Associate Professor Blewitt and her research team study how genes shift between ‘sleeping’ to ‘awake’ states, and how this impacts a range of diseases. “A protein called SMCHD1 keeps many genes in their sleeping state,” Associate Professor Blewitt said. “We discovered that SMCHD1’s targets include some of the maternal genes that are involved in Prader-Willi syndrome. We have already discovered that if the function of SMCHD1 is blocked, these genes will wake up and become functional.”
Funding from FPWR and the Prader-Willi Research Foundation of Australia will allow Professor Blewitt's team to develop the necessary tools, and to test if removing SMCHD1 in patient cells (PWS and SYS) will allow the PWS genes to become active. This study is a proof-of-concept study for a potential genetic therapy for PWS and SYS. You can learn more about this study in this video below highlighting Dr. Blewitt's work or read this short article: "Waking 'sleeping genes' could help Prader-Willi syndrome"
Theresa Strong, Director of Research Programs, shares details on this project in this short video clip.
Watch the full webinar describing the 8 research projects funded in this grant cycle here.
Prader-Willi syndrome (PWS) is caused by lack of expression of a cluster of genes normally expressed only from the copy you inherit from your father; the copy from your mother is switched off. PWS occurs essentially because the copy from the father is absent, but as in people without disease, the maternal copy is switched off. Schaaf-Yang syndrome (SYS) is very similar but relates to only one gene in this cluster, rather than several genes. Therefore, a potential therapy for both diseases is to awaken the maternal copy of these genes by inhibiting factors that normally silence these genes on the maternal copy. SMCHD1 is one such factor, that we discovered 10 years ago, and have since shown in mouse models functions to switch off the PWS cluster of genes. Thus, inhibiting SMCHD1 is a potential new treatment for PWS and SYS. Importantly, targeting SMCHD1 would treat the cause of PWS and SYS, and thus have the best chance of most effectively treating the wide array of symptoms experienced by patients, unlike any current treatment.

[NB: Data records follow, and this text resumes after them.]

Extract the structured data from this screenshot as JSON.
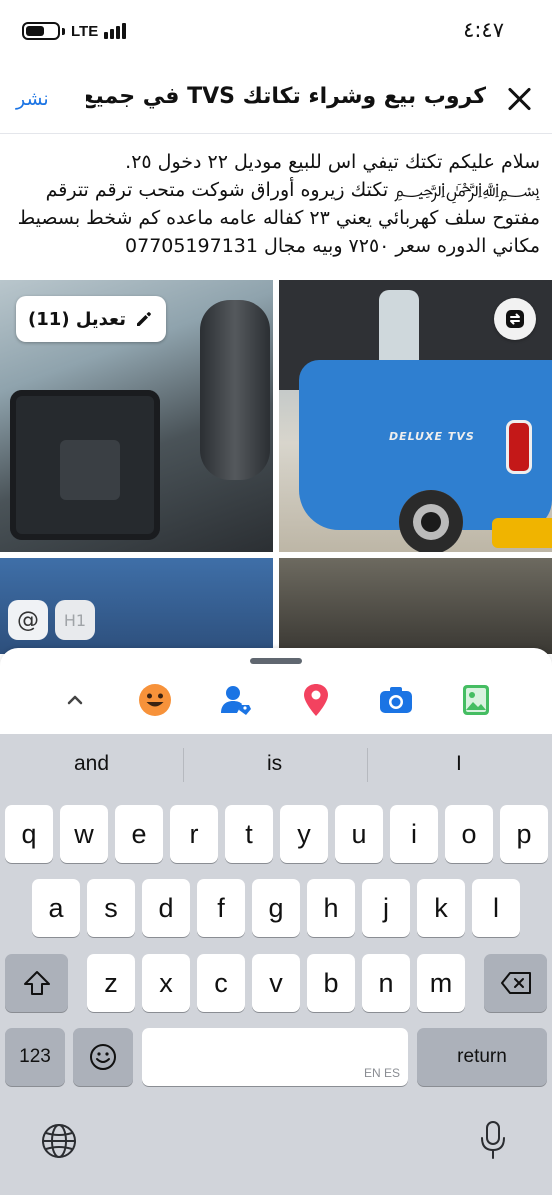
{
  "status_bar": {
    "time": "٤:٤٧",
    "network": "LTE"
  },
  "header": {
    "title": "كروب بيع وشراء تكاتك TVS في جميع المح...",
    "post_label": "نشر"
  },
  "post": {
    "text": "سلام عليكم تكتك تيفي اس للبيع موديل ٢٢ دخول ٢٥. ﷽ تكتك زيروه أوراق شوكت متحب ترقم تترقم مفتوح سلف كهربائي  يعني ٢٣  كفاله عامه ماعده كم شخط بسصيط مكاني الدوره سعر ٧٢٥٠ وبيه مجال  07705197131"
  },
  "media": {
    "edit_label": "تعديل (11)",
    "decal_text": "DELUXE TVS"
  },
  "chips": {
    "at": "@",
    "h1": "H1"
  },
  "keyboard": {
    "suggestions": [
      "and",
      "is",
      "I"
    ],
    "row1": [
      "q",
      "w",
      "e",
      "r",
      "t",
      "y",
      "u",
      "i",
      "o",
      "p"
    ],
    "row2": [
      "a",
      "s",
      "d",
      "f",
      "g",
      "h",
      "j",
      "k",
      "l"
    ],
    "row3": [
      "z",
      "x",
      "c",
      "v",
      "b",
      "n",
      "m"
    ],
    "numbers_label": "123",
    "space_hint": "EN ES",
    "return_label": "return"
  },
  "colors": {
    "accent": "#1b74e4",
    "emoji": "#f7923a",
    "tag_people": "#1b74e4",
    "location": "#f3425f",
    "camera": "#1b74e4",
    "photo": "#45bd62"
  }
}
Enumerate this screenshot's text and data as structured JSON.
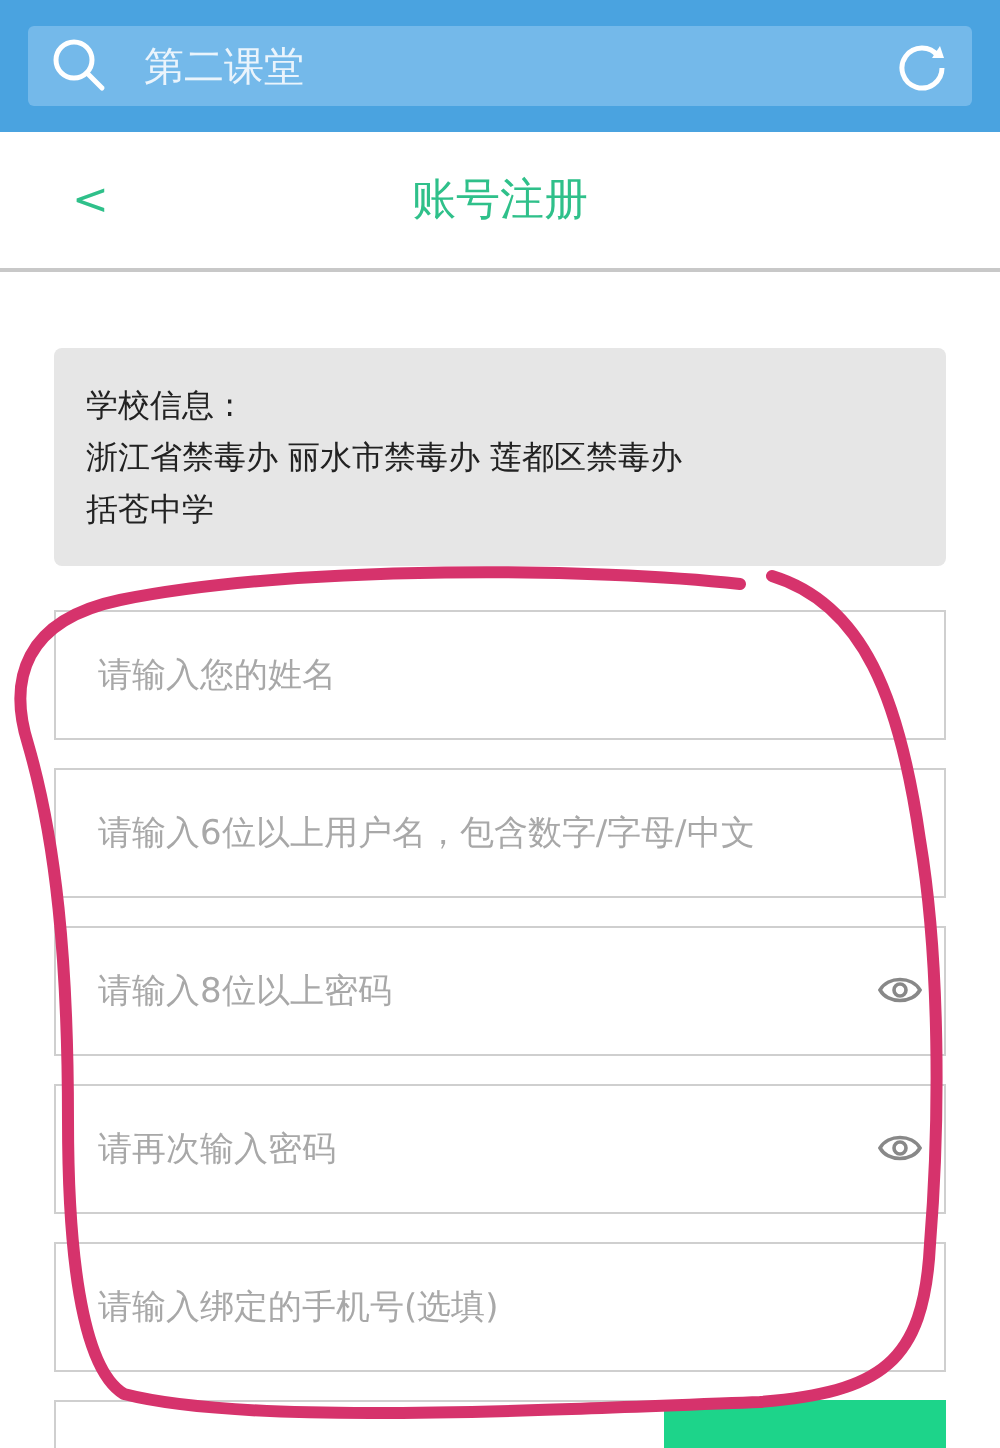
{
  "search_bar": {
    "placeholder": "第二课堂"
  },
  "header": {
    "back": "<",
    "title": "账号注册"
  },
  "school_info": {
    "label": "学校信息 :",
    "lines": [
      "浙江省禁毒办 丽水市禁毒办 莲都区禁毒办",
      "括苍中学"
    ]
  },
  "fields": [
    {
      "placeholder": "请输入您的姓名",
      "reveal_icon": false
    },
    {
      "placeholder": "请输入6位以上用户名，包含数字/字母/中文",
      "reveal_icon": false
    },
    {
      "placeholder": "请输入8位以上密码",
      "reveal_icon": true
    },
    {
      "placeholder": "请再次输入密码",
      "reveal_icon": true
    },
    {
      "placeholder": "请输入绑定的手机号(选填)",
      "reveal_icon": false
    }
  ],
  "annotation": {
    "kind": "freehand_circle",
    "color": "#d6336c"
  }
}
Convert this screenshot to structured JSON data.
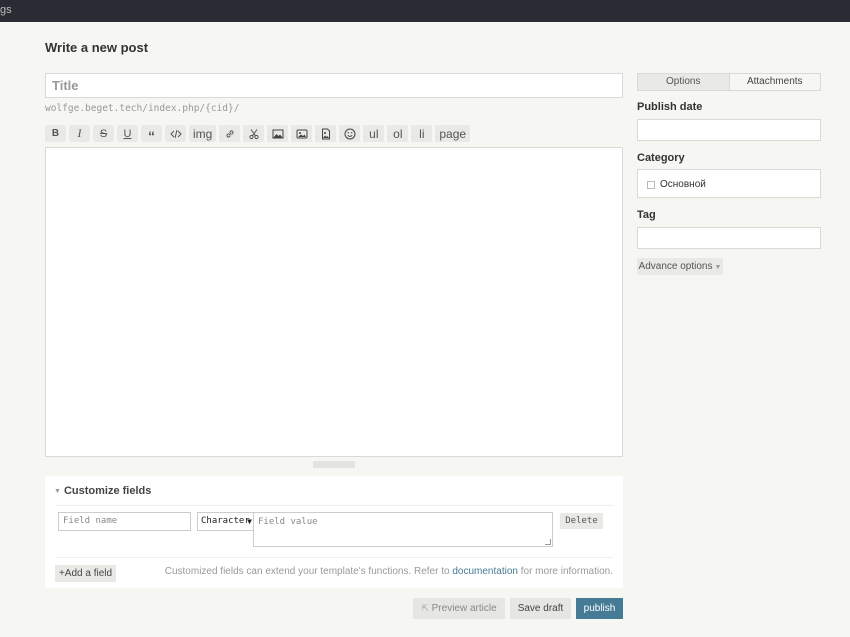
{
  "topbar": {
    "partial_label": "gs"
  },
  "page": {
    "title": "Write a new post"
  },
  "editor": {
    "title_placeholder": "Title",
    "url_hint": "wolfge.beget.tech/index.php/{cid}/",
    "toolbar": [
      {
        "name": "bold-button",
        "label": "B",
        "icon": ""
      },
      {
        "name": "italic-button",
        "label": "I",
        "icon": ""
      },
      {
        "name": "strikethrough-button",
        "label": "S",
        "icon": ""
      },
      {
        "name": "underline-button",
        "label": "U",
        "icon": ""
      },
      {
        "name": "blockquote-button",
        "label": "“",
        "icon": ""
      },
      {
        "name": "code-button",
        "label": "",
        "icon": "code-icon"
      },
      {
        "name": "insert-image-button",
        "label": "img",
        "icon": ""
      },
      {
        "name": "link-button",
        "label": "",
        "icon": "link-icon"
      },
      {
        "name": "cut-button",
        "label": "",
        "icon": "scissors-icon"
      },
      {
        "name": "image-button",
        "label": "",
        "icon": "image-icon"
      },
      {
        "name": "gallery-button",
        "label": "",
        "icon": "gallery-icon"
      },
      {
        "name": "attachment-button",
        "label": "",
        "icon": "file-image-icon"
      },
      {
        "name": "emoji-button",
        "label": "",
        "icon": "smiley-icon"
      },
      {
        "name": "unordered-list-button",
        "label": "ul",
        "icon": ""
      },
      {
        "name": "ordered-list-button",
        "label": "ol",
        "icon": ""
      },
      {
        "name": "list-item-button",
        "label": "li",
        "icon": ""
      },
      {
        "name": "page-break-button",
        "label": "page",
        "icon": ""
      }
    ]
  },
  "custom_fields": {
    "heading": "Customize fields",
    "field_name_placeholder": "Field name",
    "field_type_value": "Character",
    "field_value_placeholder": "Field value",
    "delete_label": "Delete",
    "add_label": "+Add a field",
    "note_before": "Customized fields can extend your template's functions. Refer to ",
    "note_link": "documentation",
    "note_after": " for more information."
  },
  "actions": {
    "preview_label": "Preview article",
    "draft_label": "Save draft",
    "publish_label": "publish"
  },
  "sidebar": {
    "tabs": [
      "Options",
      "Attachments"
    ],
    "publish_date_label": "Publish date",
    "category_label": "Category",
    "category_option": "Основной",
    "tag_label": "Tag",
    "advance_label": "Advance options"
  },
  "colors": {
    "accent": "#467b96",
    "topbar": "#292d33",
    "background": "#f6f6f3"
  }
}
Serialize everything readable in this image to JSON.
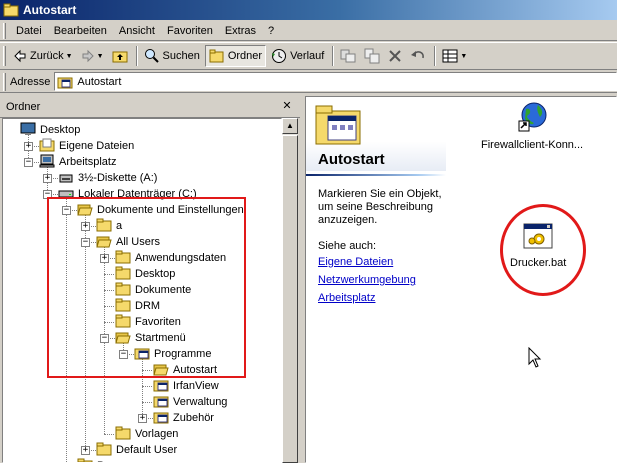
{
  "window": {
    "title": "Autostart"
  },
  "menu": [
    "Datei",
    "Bearbeiten",
    "Ansicht",
    "Favoriten",
    "Extras",
    "?"
  ],
  "toolbar": {
    "back": "Zurück",
    "search": "Suchen",
    "folders": "Ordner",
    "history": "Verlauf"
  },
  "address": {
    "label": "Adresse",
    "value": "Autostart"
  },
  "folder_pane": {
    "title": "Ordner",
    "tree": [
      {
        "label": "Desktop"
      },
      {
        "label": "Eigene Dateien"
      },
      {
        "label": "Arbeitsplatz"
      },
      {
        "label": "3½-Diskette (A:)"
      },
      {
        "label": "Lokaler Datenträger (C:)"
      },
      {
        "label": "Dokumente und Einstellungen"
      },
      {
        "label": "a"
      },
      {
        "label": "All Users"
      },
      {
        "label": "Anwendungsdaten"
      },
      {
        "label": "Desktop"
      },
      {
        "label": "Dokumente"
      },
      {
        "label": "DRM"
      },
      {
        "label": "Favoriten"
      },
      {
        "label": "Startmenü"
      },
      {
        "label": "Programme"
      },
      {
        "label": "Autostart"
      },
      {
        "label": "IrfanView"
      },
      {
        "label": "Verwaltung"
      },
      {
        "label": "Zubehör"
      },
      {
        "label": "Vorlagen"
      },
      {
        "label": "Default User"
      },
      {
        "label": "Programme"
      }
    ]
  },
  "info_panel": {
    "folder_title": "Autostart",
    "description": "Markieren Sie ein Objekt, um seine Beschreibung anzuzeigen.",
    "see_also": "Siehe auch:",
    "links": [
      "Eigene Dateien",
      "Netzwerkumgebung",
      "Arbeitsplatz"
    ]
  },
  "files": [
    {
      "name": "Firewallclient-Konn...",
      "icon": "globe-shortcut-icon"
    },
    {
      "name": "Drucker.bat",
      "icon": "batch-file-icon"
    }
  ],
  "colors": {
    "title_active": "#0a246a",
    "annotation": "#e11919",
    "link": "#0000c8",
    "window_face": "#d4d0c8"
  }
}
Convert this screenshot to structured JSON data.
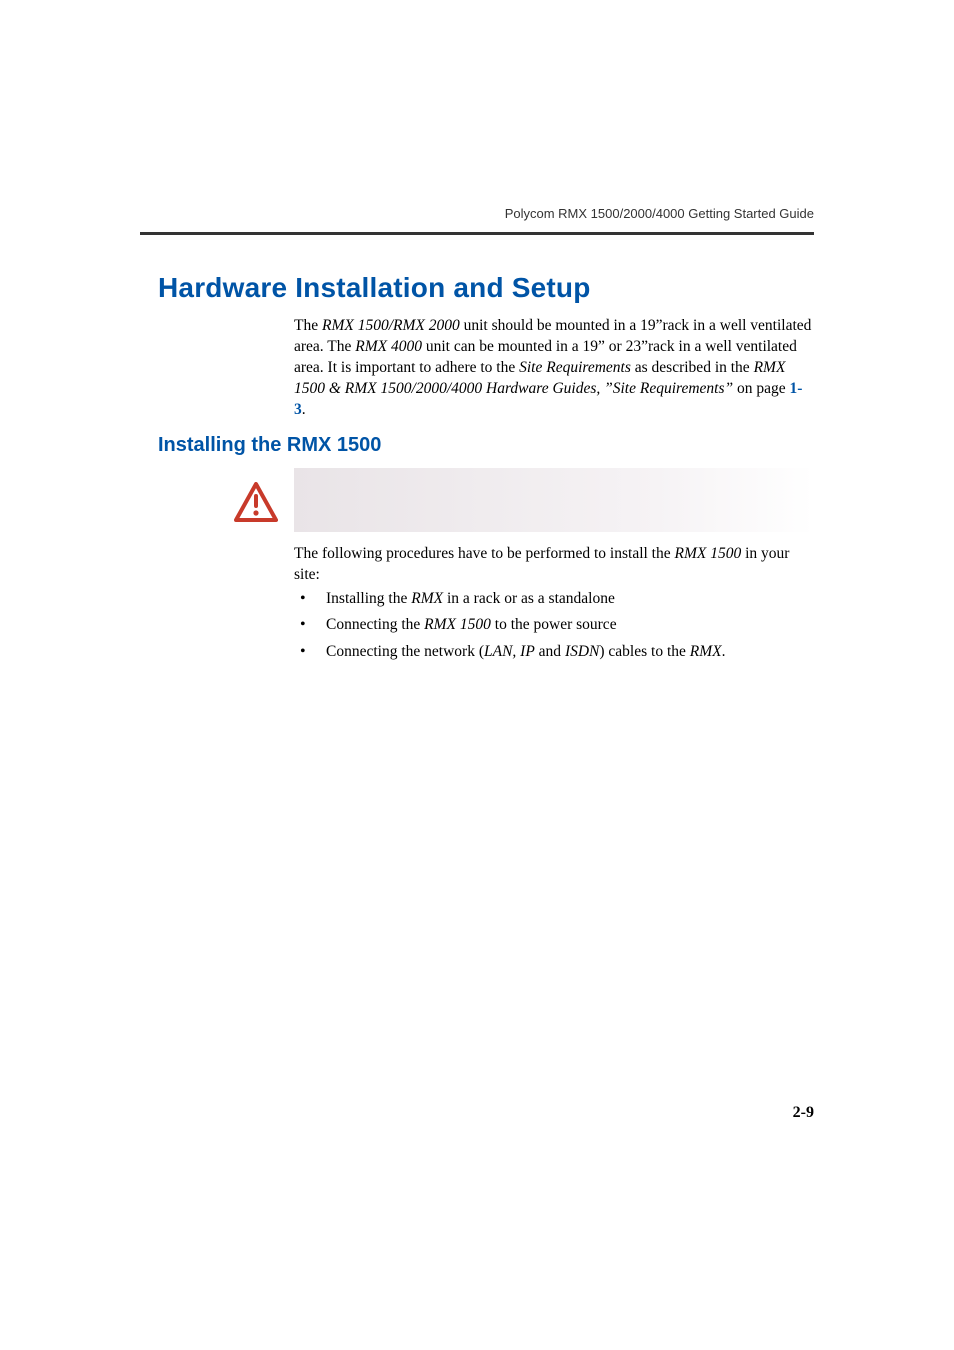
{
  "header": {
    "running": "Polycom RMX 1500/2000/4000 Getting Started Guide"
  },
  "h1": "Hardware Installation and Setup",
  "intro": {
    "t1": "The ",
    "i1": "RMX 1500/RMX 2000",
    "t2": " unit should be mounted in a 19”rack in a well ventilated area. The ",
    "i2": "RMX 4000",
    "t3": " unit can be mounted in a 19” or 23”rack in a well ventilated area. It is important to adhere to the ",
    "i3": "Site Requirements",
    "t4": " as described in the ",
    "i4": "RMX 1500 & RMX 1500/2000/4000 Hardware Guides, ”Site Requirements”",
    "t5": " on page ",
    "link": "1-3",
    "t6": "."
  },
  "h2": "Installing the RMX 1500",
  "after": {
    "t1": "The following procedures have to be performed to install the ",
    "i1": "RMX 1500",
    "t2": " in your site:"
  },
  "bullets": {
    "b1": {
      "t1": "Installing the ",
      "i1": "RMX",
      "t2": " in a rack or as a standalone"
    },
    "b2": {
      "t1": "Connecting the ",
      "i1": "RMX 1500",
      "t2": " to the power source"
    },
    "b3": {
      "t1": "Connecting the network (",
      "i1": "LAN, IP",
      "t2": " and ",
      "i2": "ISDN",
      "t3": ") cables to the ",
      "i3": "RMX",
      "t4": "."
    }
  },
  "pagenum": "2-9"
}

Our data in mice provides excellent baseline evidence that it will work in humans. However, to move this project forward, we wish to address if see activation of PWS genes in patient-derived cells, specifically the cells of origin of the disease, neurons from the hypothalamus of the brain. It is impossible to sample hypothalamic brain cells. Instead, we will use cells derived from PWS and SYS patient cells that have the capacity to make any cell in the body. We will use these cells to produce hypothalamic neurons, and test whether SMCHD1 removal results in activation of PWS genes from the maternal copy. This will provide vital proof-of-concept data in human patient-derived cells, to take SMCHD1 forward as a valid drug target in PWS and SYS.
Should our project prove successful, we would seek to develop the set of compounds we have that inhibit SMCHD1 function, into safe medicines for patients. We are the only group worldwide to have such compounds, so we are well-placed to advance these findings to the clinic. We would also seek to use animal studies to test whether SMCHD1 deletion or inhibition has therapeutic benefit in terms of the symptoms that can be modelled in such studies. The experiments described here lay the foundation for therapeutic inhibition of SMCHD1; they provide the critical proof-of-concept data required for investment from Pharmaceutical companies.
Marnie Blewitt, Ph.D
Walter & Eliza Hall Inst of Medical Research
Marnie Blewitt, Ph.D